-------- Record set

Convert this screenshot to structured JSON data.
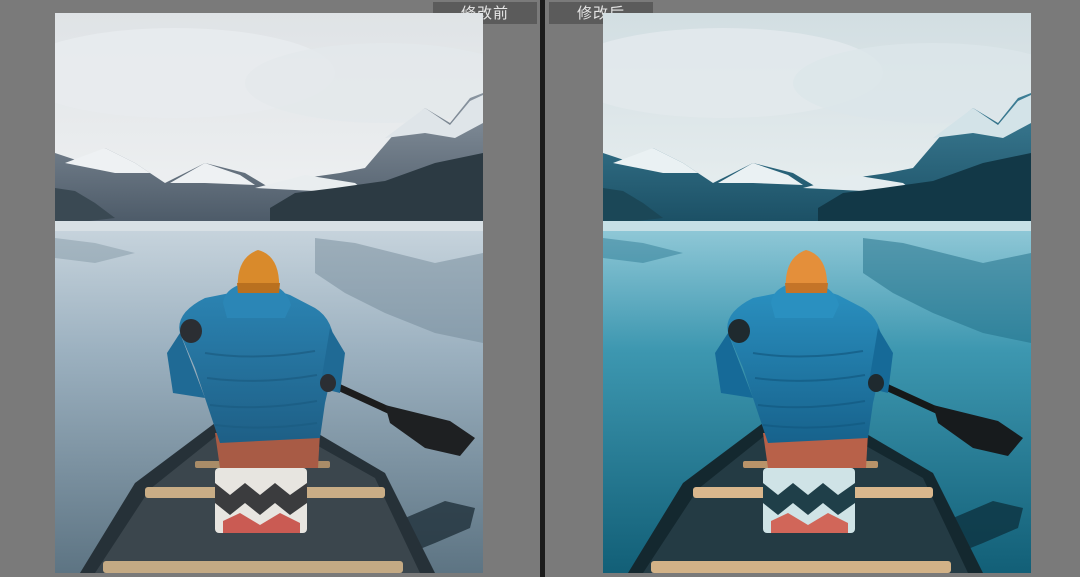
{
  "compare_view": {
    "before": {
      "label": "修改前",
      "style": "muted"
    },
    "after": {
      "label": "修改后",
      "style": "teal"
    }
  },
  "colors": {
    "background": "#7a7a7a",
    "divider": "#1c1c1c",
    "label_bg": "#5b5b5b",
    "label_text": "#e6e6e6"
  }
}
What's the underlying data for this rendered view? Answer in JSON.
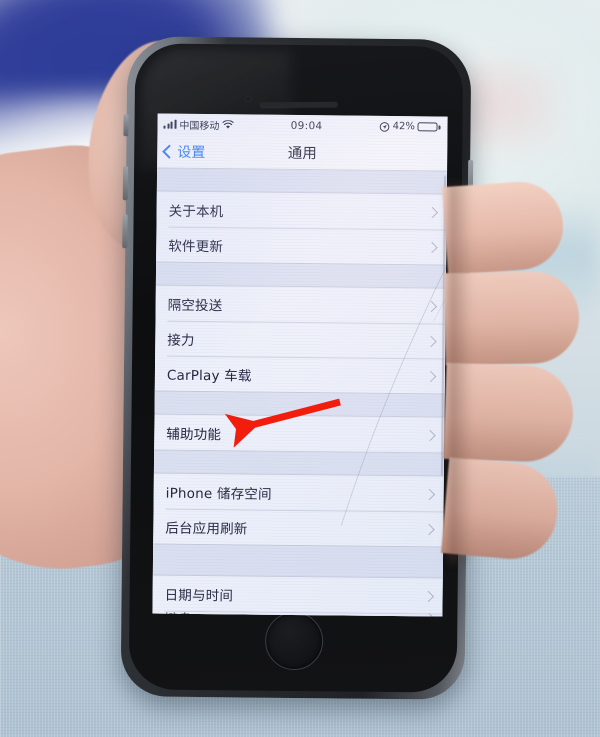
{
  "device": {
    "name": "iPhone",
    "home_button": "home-button",
    "earpiece": "earpiece-speaker"
  },
  "status_bar": {
    "signal_icon": "signal-bars-icon",
    "signal_bars_filled": 4,
    "carrier": "中国移动",
    "wifi_icon": "wifi-icon",
    "time": "09:04",
    "location_icon": "location-services-icon",
    "battery_percent": "42%",
    "battery_level": 42,
    "battery_icon": "battery-icon"
  },
  "nav_bar": {
    "back_label": "设置",
    "back_icon": "chevron-left-icon",
    "title": "通用"
  },
  "groups": [
    {
      "id": "group-device",
      "rows": [
        {
          "label": "关于本机",
          "accessory": "chevron-right-icon"
        },
        {
          "label": "软件更新",
          "accessory": "chevron-right-icon"
        }
      ]
    },
    {
      "id": "group-continuity",
      "rows": [
        {
          "label": "隔空投送",
          "accessory": "chevron-right-icon"
        },
        {
          "label": "接力",
          "accessory": "chevron-right-icon"
        },
        {
          "label": "CarPlay 车载",
          "accessory": "chevron-right-icon"
        }
      ]
    },
    {
      "id": "group-accessibility",
      "rows": [
        {
          "label": "辅助功能",
          "accessory": "chevron-right-icon"
        }
      ]
    },
    {
      "id": "group-storage",
      "rows": [
        {
          "label": "iPhone 储存空间",
          "accessory": "chevron-right-icon"
        },
        {
          "label": "后台应用刷新",
          "accessory": "chevron-right-icon"
        }
      ]
    },
    {
      "id": "group-datetime",
      "rows": [
        {
          "label": "日期与时间",
          "accessory": "chevron-right-icon"
        },
        {
          "label": "键盘",
          "accessory": "chevron-right-icon"
        }
      ]
    }
  ],
  "annotation": {
    "arrow_color": "#f21d0d",
    "points_at": "辅助功能"
  },
  "colors": {
    "accent_blue": "#2e7bf6",
    "list_background": "#e4e8f4",
    "cell_background": "#eef1fa",
    "separator": "#cdd2e0",
    "text_primary": "#20203a"
  }
}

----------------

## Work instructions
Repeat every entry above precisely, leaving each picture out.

## Result of this exercise
Convert this screenshot to structured JSON data.
{
  "compare_view": {
    "before": {
      "label": "修改前",
      "style": "muted"
    },
    "after": {
      "label": "修改后",
      "style": "teal"
    }
  },
  "colors": {
    "background": "#7a7a7a",
    "divider": "#1c1c1c",
    "label_bg": "#5b5b5b",
    "label_text": "#e6e6e6"
  }
}
What's the underlying data for this rendered view? Answer in JSON.
{
  "device": {
    "name": "iPhone",
    "home_button": "home-button",
    "earpiece": "earpiece-speaker"
  },
  "status_bar": {
    "signal_icon": "signal-bars-icon",
    "signal_bars_filled": 4,
    "carrier": "中国移动",
    "wifi_icon": "wifi-icon",
    "time": "09:04",
    "location_icon": "location-services-icon",
    "battery_percent": "42%",
    "battery_level": 42,
    "battery_icon": "battery-icon"
  },
  "nav_bar": {
    "back_label": "设置",
    "back_icon": "chevron-left-icon",
    "title": "通用"
  },
  "groups": [
    {
      "id": "group-device",
      "rows": [
        {
          "label": "关于本机",
          "accessory": "chevron-right-icon"
        },
        {
          "label": "软件更新",
          "accessory": "chevron-right-icon"
        }
      ]
    },
    {
      "id": "group-continuity",
      "rows": [
        {
          "label": "隔空投送",
          "accessory": "chevron-right-icon"
        },
        {
          "label": "接力",
          "accessory": "chevron-right-icon"
        },
        {
          "label": "CarPlay 车载",
          "accessory": "chevron-right-icon"
        }
      ]
    },
    {
      "id": "group-accessibility",
      "rows": [
        {
          "label": "辅助功能",
          "accessory": "chevron-right-icon"
        }
      ]
    },
    {
      "id": "group-storage",
      "rows": [
        {
          "label": "iPhone 储存空间",
          "accessory": "chevron-right-icon"
        },
        {
          "label": "后台应用刷新",
          "accessory": "chevron-right-icon"
        }
      ]
    },
    {
      "id": "group-datetime",
      "rows": [
        {
          "label": "日期与时间",
          "accessory": "chevron-right-icon"
        },
        {
          "label": "键盘",
          "accessory": "chevron-right-icon"
        }
      ]
    }
  ],
  "annotation": {
    "arrow_color": "#f21d0d",
    "points_at": "辅助功能"
  },
  "colors": {
    "accent_blue": "#2e7bf6",
    "list_background": "#e4e8f4",
    "cell_background": "#eef1fa",
    "separator": "#cdd2e0",
    "text_primary": "#20203a"
  }
}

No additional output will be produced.